Assignment: Every word of the listing must be returned. Retype it exactly.

Source material:
________________________________________
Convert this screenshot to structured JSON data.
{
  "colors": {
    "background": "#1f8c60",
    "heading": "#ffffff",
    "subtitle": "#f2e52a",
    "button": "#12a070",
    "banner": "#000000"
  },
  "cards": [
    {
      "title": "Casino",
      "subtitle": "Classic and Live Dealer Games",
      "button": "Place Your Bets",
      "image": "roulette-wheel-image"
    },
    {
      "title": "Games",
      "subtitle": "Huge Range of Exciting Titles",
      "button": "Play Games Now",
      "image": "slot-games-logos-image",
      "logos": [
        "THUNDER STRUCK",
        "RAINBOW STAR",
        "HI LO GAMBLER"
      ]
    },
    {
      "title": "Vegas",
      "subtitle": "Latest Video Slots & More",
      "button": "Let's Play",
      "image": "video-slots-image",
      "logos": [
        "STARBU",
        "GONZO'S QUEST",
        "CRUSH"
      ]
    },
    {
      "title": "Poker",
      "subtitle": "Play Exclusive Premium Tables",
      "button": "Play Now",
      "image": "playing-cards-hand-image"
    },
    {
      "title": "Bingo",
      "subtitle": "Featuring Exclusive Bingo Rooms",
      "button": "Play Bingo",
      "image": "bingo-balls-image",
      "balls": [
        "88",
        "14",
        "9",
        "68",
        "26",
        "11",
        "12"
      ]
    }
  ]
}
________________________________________
Expected output:
Convert this screenshot to structured JSON data.
{
  "colors": {
    "background": "#1f8c60",
    "heading": "#ffffff",
    "subtitle": "#f2e52a",
    "button": "#12a070",
    "banner": "#000000"
  },
  "cards": [
    {
      "title": "Casino",
      "subtitle": "Classic and Live Dealer Games",
      "button": "Place Your Bets",
      "image": "roulette-wheel-image"
    },
    {
      "title": "Games",
      "subtitle": "Huge Range of Exciting Titles",
      "button": "Play Games Now",
      "image": "slot-games-logos-image",
      "logos": [
        "THUNDER STRUCK",
        "RAINBOW STAR",
        "HI LO GAMBLER"
      ]
    },
    {
      "title": "Vegas",
      "subtitle": "Latest Video Slots & More",
      "button": "Let's Play",
      "image": "video-slots-image",
      "logos": [
        "STARBU",
        "GONZO'S QUEST",
        "CRUSH"
      ]
    },
    {
      "title": "Poker",
      "subtitle": "Play Exclusive Premium Tables",
      "button": "Play Now",
      "image": "playing-cards-hand-image"
    },
    {
      "title": "Bingo",
      "subtitle": "Featuring Exclusive Bingo Rooms",
      "button": "Play Bingo",
      "image": "bingo-balls-image",
      "balls": [
        "88",
        "14",
        "9",
        "68",
        "26",
        "11",
        "12"
      ]
    }
  ]
}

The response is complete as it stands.